Appendectomy reduces the risk of having ulcerative colitis (UC), however, its effect on the natural history of UC remains uncertain.
In this study, a team of researchers from France sought to determine whether appendectomy reduces the overall severity of UC.
They assessed 638 consecutive patients between 1997 and 2000.
|10-year risk of colectomy:|
- appendectomized = 16%
- non-appendectomized = 33%
The team determined appendectomy status and smoking habits by direct interview.
In addition they assessed severity of UC by reviewing therapeutic needs from the onset of colitis.
Furthermore, the team prospectively assessed the annual incidence of flare up, between 1997 and 2000, in patients who had not been colectomized.
The research team found that the 10-year risk of colectomy was 16% in 49 previously appendectomized patients, compared with 33% in 589 non-appendectomized patients.
Cox regression showed that previous appendectomy and current smoking were independent factors protecting against colectomy (adjusted hazard ratio, 0.40 and 0.60, respectively).
The team determined that respective proportions of appendectomized and non-appendectomized patients, who required oral steroids and immunosuppressive therapy were not significantly different (67% versus 70% and 27% versus 19%, respectively).
Between 1997 and 2000, UC was active for 48% of the time in appendectomized patients and for 62% of the time in non-appendectomized patients.
Prof. Cosnes's team concluded, "Previous appendectomy is associated with a less severe course of UC".
"The beneficial effect of appendectomy on the risk of colectomy is additive to that of current smoking".
Further to the previous study, researchers in Australia have compared appendectomy rates in inflammatory bowel disease patients, and evaluated the effect on disease characteristics.
Their study is also published in the latest issue of Gut.

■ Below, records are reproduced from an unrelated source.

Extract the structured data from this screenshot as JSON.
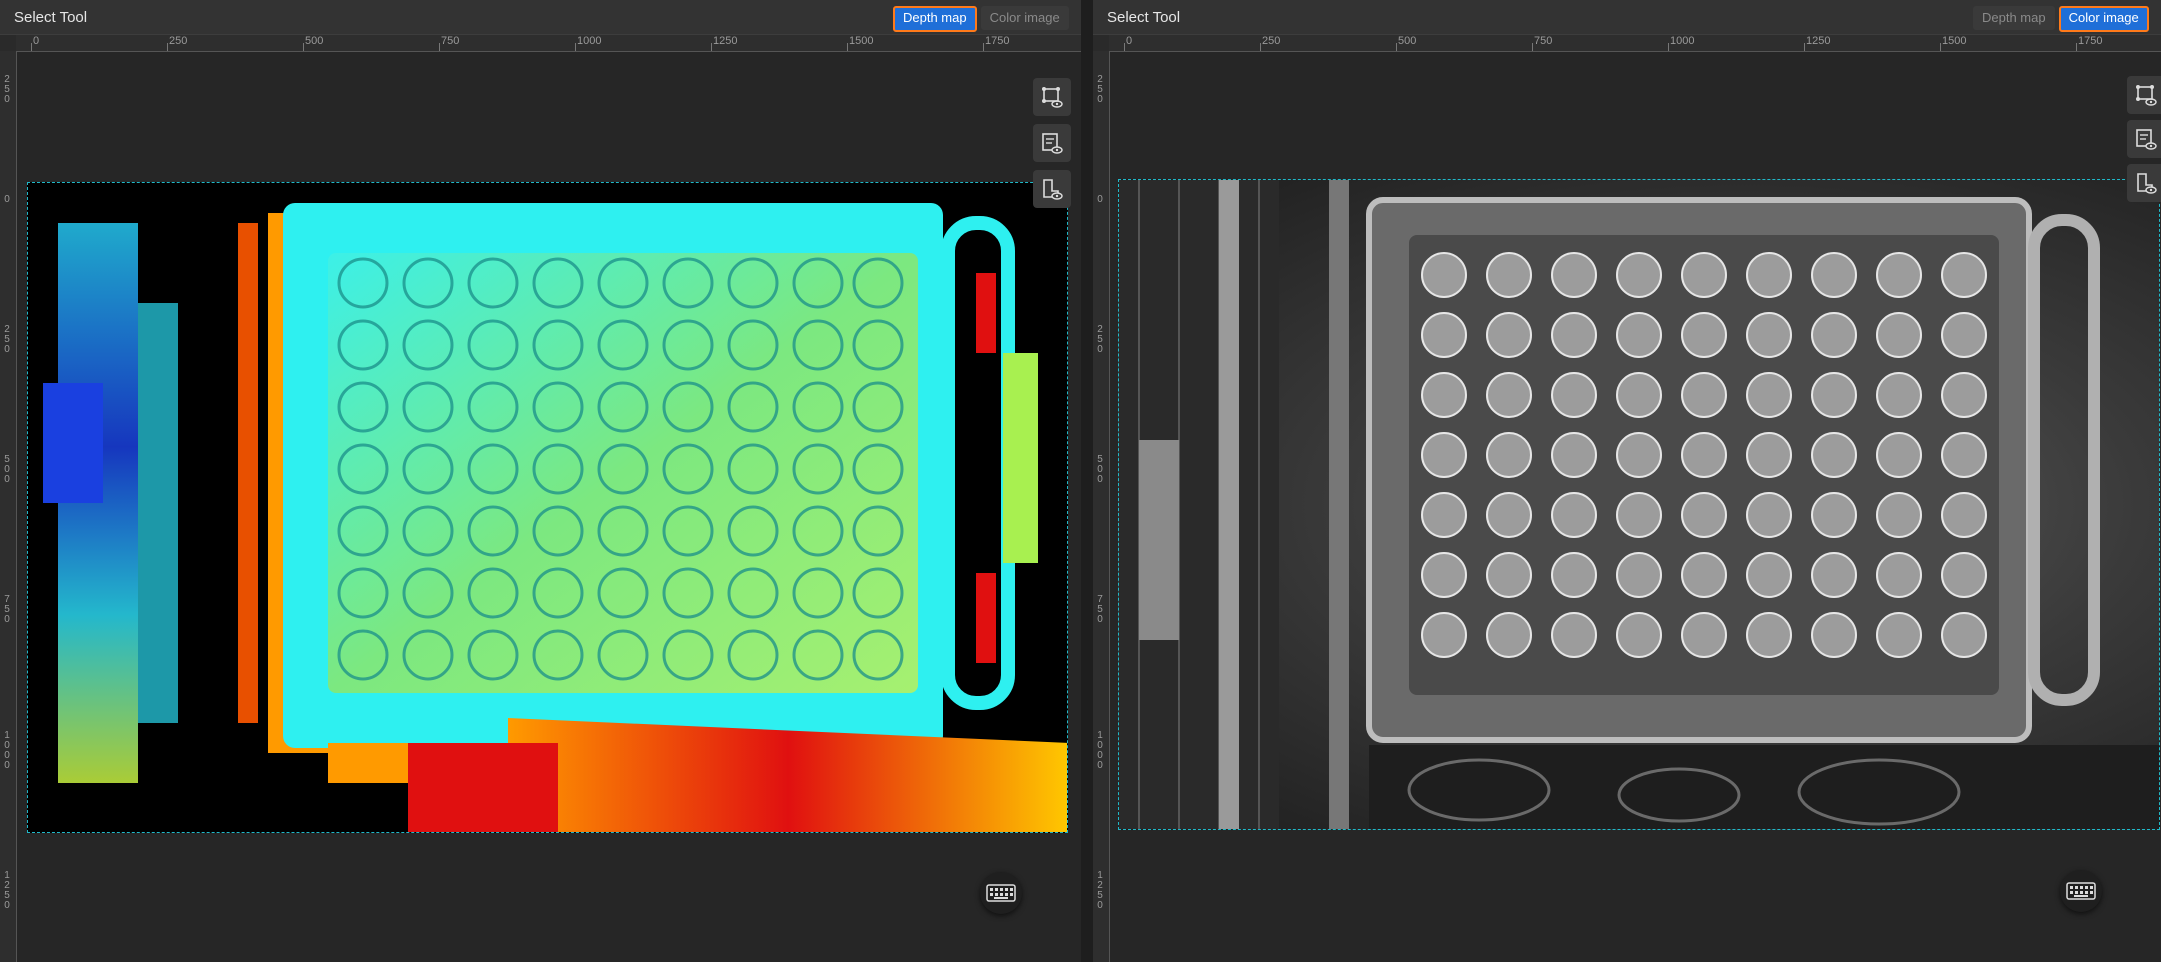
{
  "left_panel": {
    "title": "Select Tool",
    "toggle": {
      "depth_label": "Depth map",
      "color_label": "Color image",
      "active": "depth"
    },
    "ruler_top": [
      "0",
      "250",
      "500",
      "750",
      "1000",
      "1250",
      "1500",
      "1750"
    ],
    "ruler_left": [
      "250",
      "0",
      "250",
      "500",
      "750",
      "1000",
      "1250"
    ],
    "tool_icons": [
      "roi-eye-icon",
      "checklist-eye-icon",
      "mask-eye-icon"
    ],
    "keyboard_icon": "keyboard-icon"
  },
  "right_panel": {
    "title": "Select Tool",
    "toggle": {
      "depth_label": "Depth map",
      "color_label": "Color image",
      "active": "color"
    },
    "ruler_top": [
      "0",
      "250",
      "500",
      "750",
      "1000",
      "1250",
      "1500",
      "1750"
    ],
    "ruler_left": [
      "250",
      "0",
      "250",
      "500",
      "750",
      "1000",
      "1250"
    ],
    "tool_icons": [
      "roi-eye-icon",
      "checklist-eye-icon",
      "mask-eye-icon"
    ],
    "keyboard_icon": "keyboard-icon"
  },
  "colors": {
    "accent_blue": "#1f6fd8",
    "accent_orange": "#ff7a1a",
    "roi_dash": "#20b8c8",
    "depth_cyan": "#2ef0f0",
    "depth_green": "#8fe873",
    "depth_orange": "#ff9a00",
    "depth_red": "#e01010",
    "depth_blue": "#1a40e0"
  }
}
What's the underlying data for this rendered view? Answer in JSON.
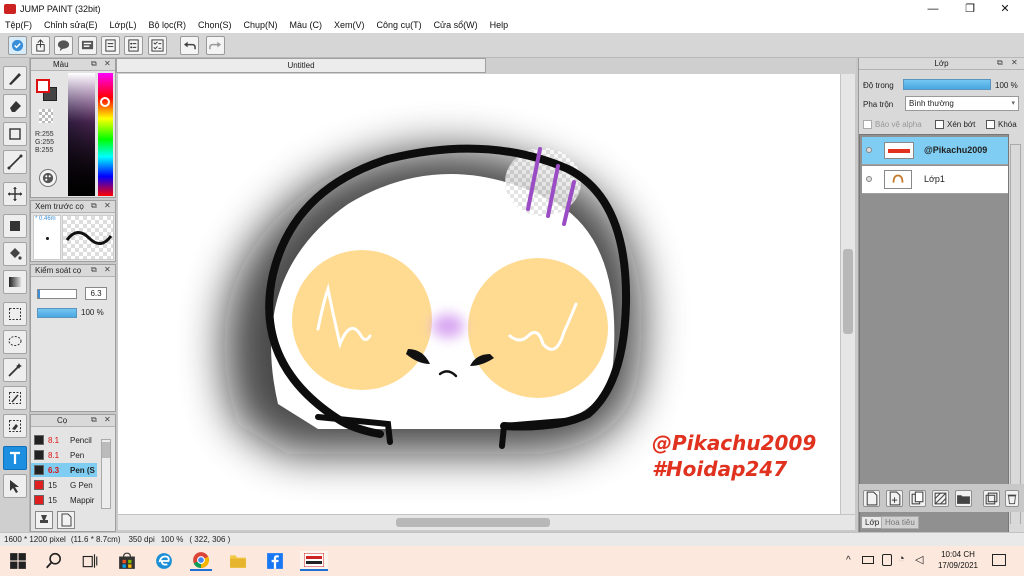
{
  "window": {
    "title": "JUMP PAINT (32bit)",
    "minimize": "—",
    "maximize": "❐",
    "close": "✕"
  },
  "menu": [
    "Tệp(F)",
    "Chỉnh sửa(E)",
    "Lớp(L)",
    "Bộ lọc(R)",
    "Chọn(S)",
    "Chụp(N)",
    "Màu (C)",
    "Xem(V)",
    "Công cụ(T)",
    "Cửa sổ(W)",
    "Help"
  ],
  "document": {
    "tab_label": "Untitled"
  },
  "color_panel": {
    "title": "Màu",
    "rgb": {
      "r": "R:255",
      "g": "G:255",
      "b": "B:255"
    },
    "primary_color": "#ffffff",
    "secondary_color": "#444444"
  },
  "brush_preview": {
    "title": "Xem trước cọ",
    "size_label": "* 0.46m"
  },
  "brush_control": {
    "title": "Kiểm soát cọ",
    "size_value": "6.3",
    "opacity_value": "100 %"
  },
  "brushes": {
    "title": "Cọ",
    "items": [
      {
        "size": "8.1",
        "name": "Pencil",
        "color": "#222222"
      },
      {
        "size": "8.1",
        "name": "Pen",
        "color": "#222222"
      },
      {
        "size": "6.3",
        "name": "Pen (S",
        "color": "#222222",
        "selected": true
      },
      {
        "size": "15",
        "name": "G Pen",
        "color": "#e02020"
      },
      {
        "size": "15",
        "name": "Mappir",
        "color": "#e02020"
      }
    ]
  },
  "layers_panel": {
    "title": "Lớp",
    "opacity_label": "Độ trong",
    "opacity_value": "100 %",
    "blend_label": "Pha trộn",
    "blend_value": "Bình thường",
    "protect_alpha": "Bảo vệ alpha",
    "clipping": "Xén bớt",
    "lock": "Khóa",
    "layers": [
      {
        "name": "@Pikachu2009",
        "selected": true
      },
      {
        "name": "Lớp1",
        "selected": false
      }
    ],
    "tabs": [
      "Lớp",
      "Hoa tiêu"
    ]
  },
  "canvas_text": {
    "line1": "@Pikachu2009",
    "line2": "#Hoidap247",
    "text_color": "#e0321e"
  },
  "status": {
    "size": "1600 * 1200 pixel",
    "physical": "(11.6 * 8.7cm)",
    "dpi": "350 dpi",
    "zoom": "100 %",
    "coords": "( 322, 306 )"
  },
  "taskbar": {
    "time": "10:04 CH",
    "date": "17/09/2021"
  }
}
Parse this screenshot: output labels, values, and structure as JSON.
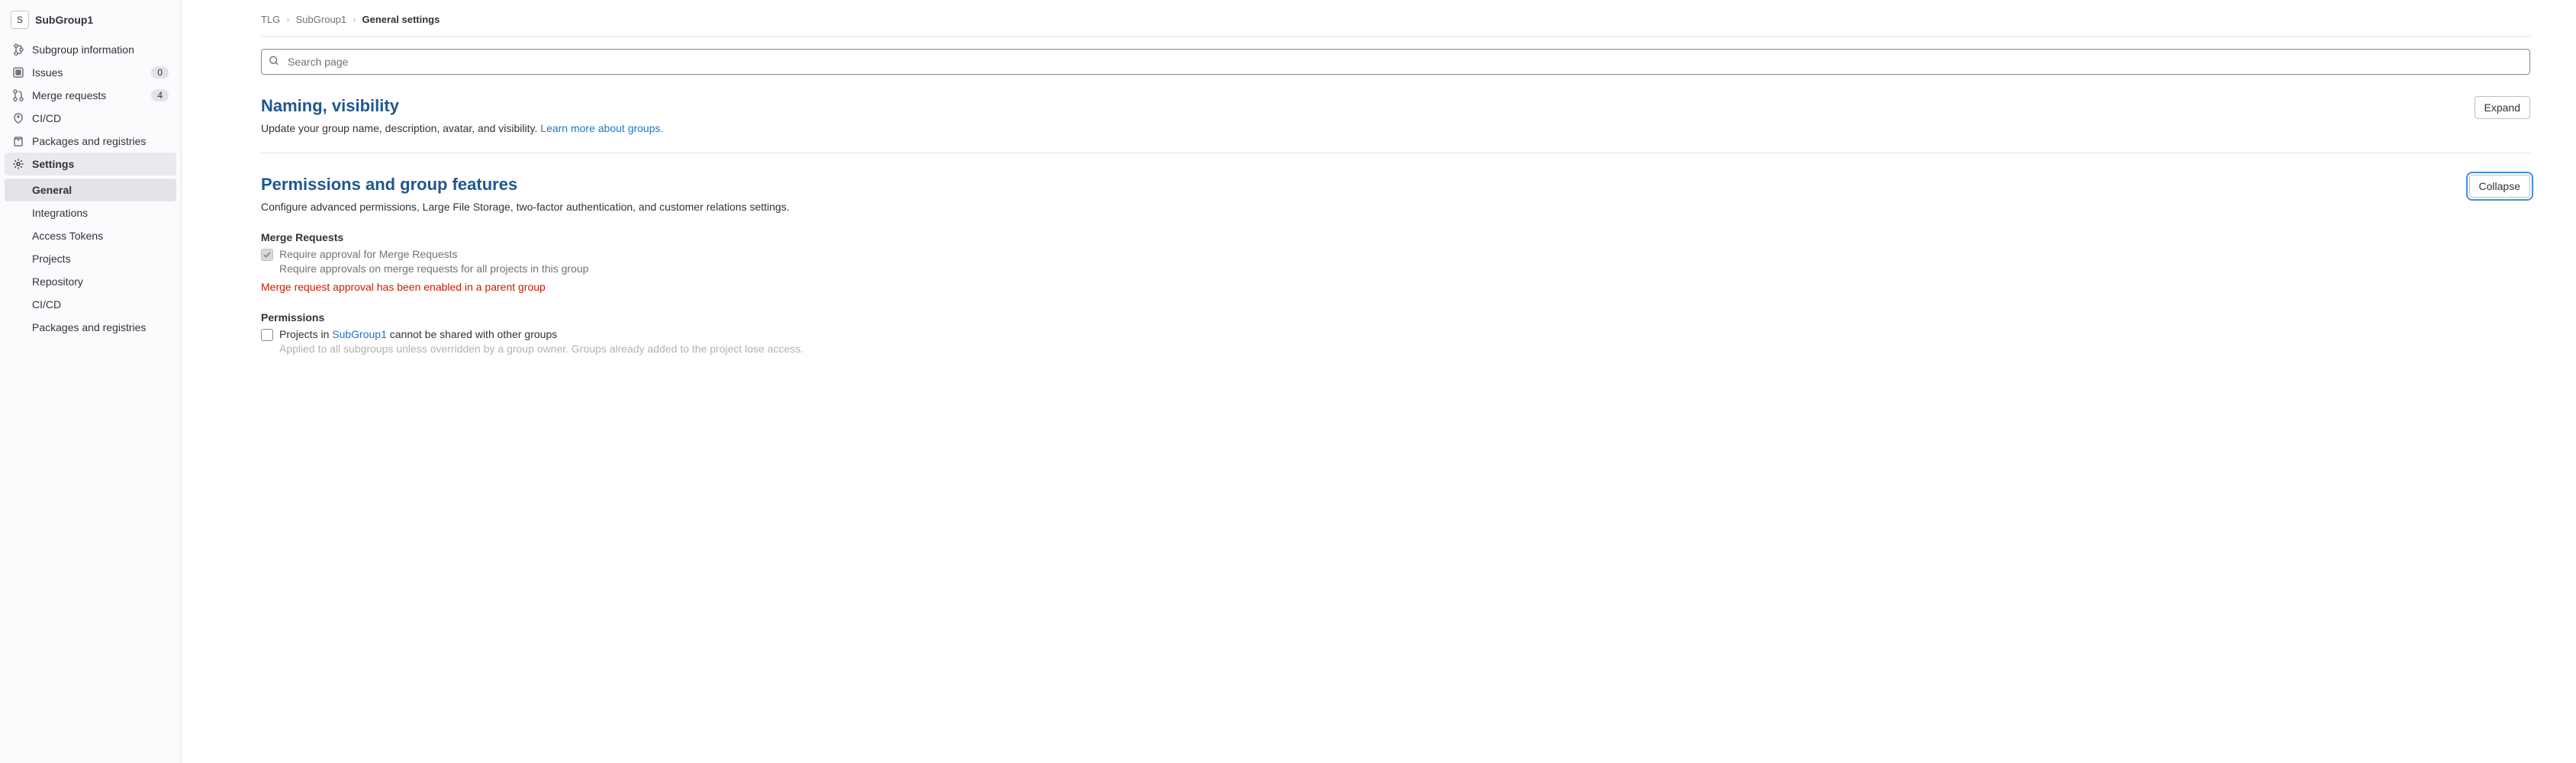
{
  "sidebar": {
    "avatar_letter": "S",
    "title": "SubGroup1",
    "items": [
      {
        "label": "Subgroup information",
        "badge": null
      },
      {
        "label": "Issues",
        "badge": "0"
      },
      {
        "label": "Merge requests",
        "badge": "4"
      },
      {
        "label": "CI/CD",
        "badge": null
      },
      {
        "label": "Packages and registries",
        "badge": null
      },
      {
        "label": "Settings",
        "badge": null
      }
    ],
    "sub_items": [
      {
        "label": "General"
      },
      {
        "label": "Integrations"
      },
      {
        "label": "Access Tokens"
      },
      {
        "label": "Projects"
      },
      {
        "label": "Repository"
      },
      {
        "label": "CI/CD"
      },
      {
        "label": "Packages and registries"
      }
    ]
  },
  "breadcrumbs": {
    "parts": [
      "TLG",
      "SubGroup1",
      "General settings"
    ]
  },
  "search": {
    "placeholder": "Search page"
  },
  "sections": {
    "naming": {
      "title": "Naming, visibility",
      "button": "Expand",
      "description": "Update your group name, description, avatar, and visibility. ",
      "link": "Learn more about groups."
    },
    "permissions": {
      "title": "Permissions and group features",
      "button": "Collapse",
      "description": "Configure advanced permissions, Large File Storage, two-factor authentication, and customer relations settings.",
      "merge_requests": {
        "title": "Merge Requests",
        "check_label": "Require approval for Merge Requests",
        "help": "Require approvals on merge requests for all projects in this group",
        "warning": "Merge request approval has been enabled in a parent group"
      },
      "perms": {
        "title": "Permissions",
        "label_prefix": "Projects in ",
        "label_link": "SubGroup1",
        "label_suffix": " cannot be shared with other groups",
        "help": "Applied to all subgroups unless overridden by a group owner. Groups already added to the project lose access."
      }
    }
  }
}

The research team identified study subjects from the Brisbane Inflammatory Bowel Disease database, and matched controls from the Australian Twin Registry.
They collected data on age at diagnosis, disease site, need for immunosuppression, and intestinal resection.
The research team confirmed the negative association between appendectomy and UC (odds ratio, 0.23), and also found a similar result for Crohn's disease, once the bias of appendectomy at diagnosis was addressed (OR, 0.34).
In addition, they determined that prior appendectomy delayed age of presentation for both diseases. This was statistically significant for Crohn's disease.
Furthermore, in UC, patients with prior appendectomy had clinically milder disease with reduced requirement for immunosuppression (OR 0.15) and proctocolectomy.
Dr Radford-Smith's team concluded, "Compared with patients without prior appendectomy, appendectomy before diagnosis delays disease onset in UC and Crohn's disease and gives rise to a milder disease phenotype in UC".